Dataset records
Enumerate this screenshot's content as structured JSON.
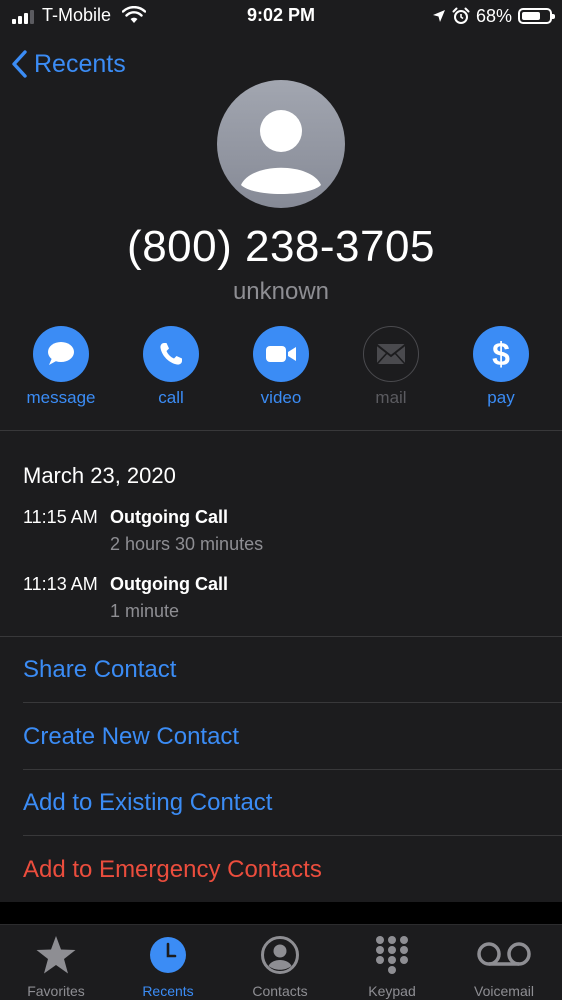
{
  "status_bar": {
    "carrier": "T-Mobile",
    "time": "9:02 PM",
    "battery": "68%",
    "battery_level": 0.68
  },
  "nav": {
    "back_label": "Recents"
  },
  "contact": {
    "phone": "(800) 238-3705",
    "label": "unknown"
  },
  "actions": [
    {
      "label": "message",
      "icon": "message-bubble-icon",
      "enabled": true
    },
    {
      "label": "call",
      "icon": "phone-icon",
      "enabled": true
    },
    {
      "label": "video",
      "icon": "video-camera-icon",
      "enabled": true
    },
    {
      "label": "mail",
      "icon": "envelope-icon",
      "enabled": false
    },
    {
      "label": "pay",
      "icon": "dollar-icon",
      "enabled": true
    }
  ],
  "history": {
    "date": "March 23, 2020",
    "calls": [
      {
        "time": "11:15 AM",
        "type": "Outgoing Call",
        "duration": "2 hours 30 minutes"
      },
      {
        "time": "11:13 AM",
        "type": "Outgoing Call",
        "duration": "1 minute"
      }
    ]
  },
  "options": [
    {
      "label": "Share Contact"
    },
    {
      "label": "Create New Contact"
    },
    {
      "label": "Add to Existing Contact"
    },
    {
      "label": "Add to Emergency Contacts"
    }
  ],
  "tabs": [
    {
      "label": "Favorites",
      "icon": "star-icon",
      "active": false
    },
    {
      "label": "Recents",
      "icon": "clock-icon",
      "active": true
    },
    {
      "label": "Contacts",
      "icon": "person-circle-icon",
      "active": false
    },
    {
      "label": "Keypad",
      "icon": "keypad-icon",
      "active": false
    },
    {
      "label": "Voicemail",
      "icon": "voicemail-icon",
      "active": false
    }
  ],
  "colors": {
    "accent": "#3b8cf5",
    "destructive": "#eb4d3d",
    "background": "#1c1c1e",
    "secondary_text": "#8e8e93"
  }
}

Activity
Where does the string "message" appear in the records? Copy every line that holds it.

Response box
      "label": "message",
      "icon": "message-bubble-icon",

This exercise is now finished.